More easily available, and therefore not necessarily regarded as a status symbol, blue was much less a subject of contention. The principal source, woad, with which Celtic warriors painted their bodies, was obtained from a native herbaceous plant and had been widely used in Europe since time immemorial.
Later, dyers turned to Indian indigo, derived from a very similar plant, though erroneously believed in Europe to come from a mineral, and declared by some Western protectionists to be manufactured by the devil. Once again, the conquest of America had an impact, with the import of American indigo and of an alternative dye, extracted from logwood or campeachy wood, common in Central America and the Caribbean.
Yellow was obtained from an indigenous European plant, weld, the range of shades in due course extended by saffron and other tints from the East. Surprisingly, considering green's superabundance in nature, in the West at least no vegetable or animal source was identified for green dyes, so greens had to be made by successively immersing fabrics in vats of yellow and blue.
The two seemingly plainest of colors, black and white, proved the most fiendishly difficult to reproduce. Since silk is naturally yellow, for white the challenge was to get the color out, not put it in. This was originally done by smoking the material with burning sulfur in a confined space and then exposing it to sunlight, a process that drastically shortened the life of the fabric, not to mention that of the unfortunates charged with carrying it out. In the late 18th century, chlorine was substituted for sulfur, but this was scarcely less hazardous to human health.

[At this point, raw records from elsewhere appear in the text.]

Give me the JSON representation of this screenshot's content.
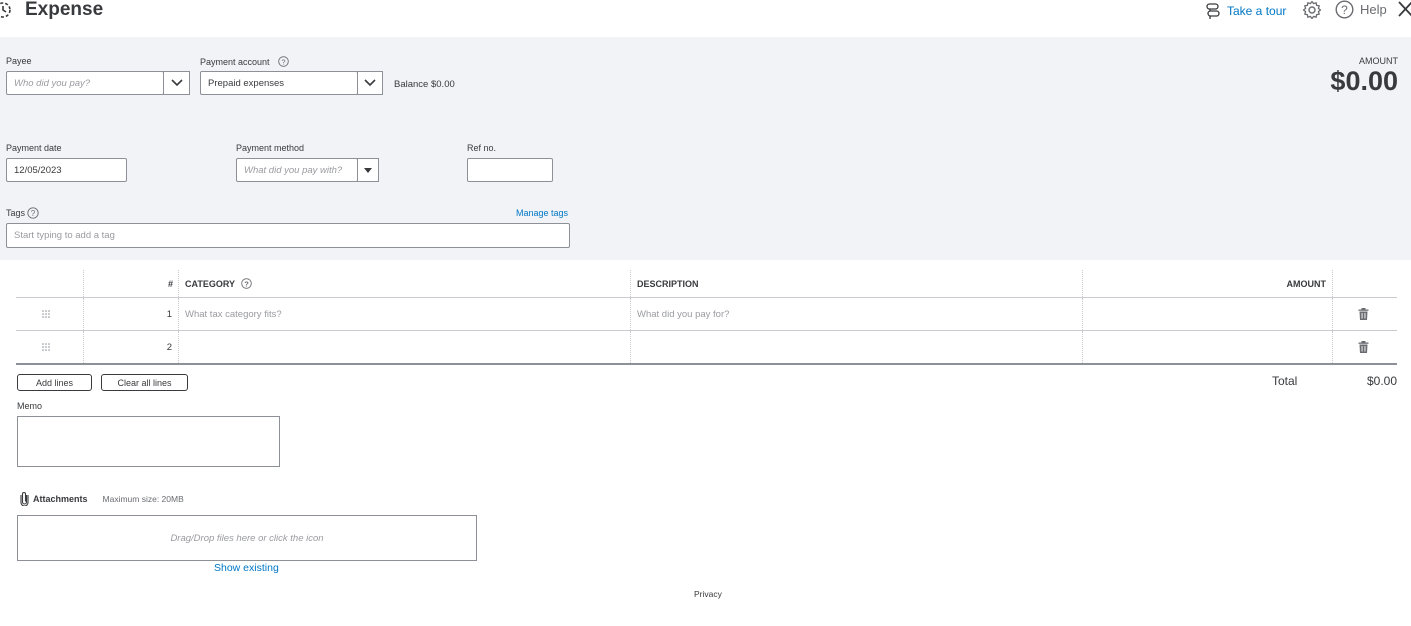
{
  "header": {
    "title": "Expense",
    "tour_label": "Take a tour",
    "help_label": "Help"
  },
  "form": {
    "payee_label": "Payee",
    "payee_placeholder": "Who did you pay?",
    "payment_account_label": "Payment account",
    "payment_account_value": "Prepaid expenses",
    "balance_label": "Balance",
    "balance_value": "$0.00",
    "amount_label": "AMOUNT",
    "amount_value": "$0.00",
    "payment_date_label": "Payment date",
    "payment_date_value": "12/05/2023",
    "payment_method_label": "Payment method",
    "payment_method_placeholder": "What did you pay with?",
    "ref_label": "Ref no.",
    "ref_value": "",
    "tags_label": "Tags",
    "manage_tags_label": "Manage tags",
    "tags_placeholder": "Start typing to add a tag"
  },
  "table": {
    "headers": {
      "num": "#",
      "category": "CATEGORY",
      "description": "DESCRIPTION",
      "amount": "AMOUNT"
    },
    "rows": [
      {
        "num": "1",
        "category_placeholder": "What tax category fits?",
        "description_placeholder": "What did you pay for?",
        "amount": ""
      },
      {
        "num": "2",
        "category_placeholder": "",
        "description_placeholder": "",
        "amount": ""
      }
    ],
    "add_lines_label": "Add lines",
    "clear_lines_label": "Clear all lines",
    "total_label": "Total",
    "total_value": "$0.00"
  },
  "memo": {
    "label": "Memo",
    "value": ""
  },
  "attachments": {
    "label": "Attachments",
    "max_size": "Maximum size: 20MB",
    "drop_text": "Drag/Drop files here or click the icon",
    "show_existing": "Show existing"
  },
  "footer": {
    "privacy": "Privacy"
  },
  "colors": {
    "accent": "#0077c5",
    "panel_bg": "#f1f3f6",
    "text": "#393a3d"
  }
}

The final breakthrough came in 1799 with "bleaching powder," which was infinitely cheaper and safer. This innovation facilitated the universal fashion for white wedding dresses, which would have been inconceivable as long as white silk remained so costly and delicate.
Pure black was equally elusive and dyers went to fantastic lengths to solve the problem. A 15th-century Genoese formula consists of gall, gum, vitriol, iron filings, madder, vinegar and soap. Damage suffered by fibers remained an eternal headache, but the Venetians and above all the Genoese did succeed in producing reasonably durable black silks and velvets, and dominated the market for them until the appearance of chemical alternatives in the 19th century.
The invention of chemical dyes, also well illustrated in the show, is a whole fascinating chapter in itself. Their advent produced an explosion of color, shades and patterns, transforming clothes and furnishings, and bringing color into the lives even of the least prosperous.
The pièce de résistance in this section is the dazzling array of the thousands of minutely graded and matched sample colors of the "Cartes de Nuances" produced twice yearly by the Chambre Syndicale of the Lyon dyers between 1906 and 1939. These are an amazing monument to chemistry, industry and ingenuity, and a fitting finale to an exhibition that demonstrates that an appreciation of the history of color is far too interesting and important to be left to the specialists alone.
First published: International Herald Tribune
© Roderick Conway Morris 1975-2016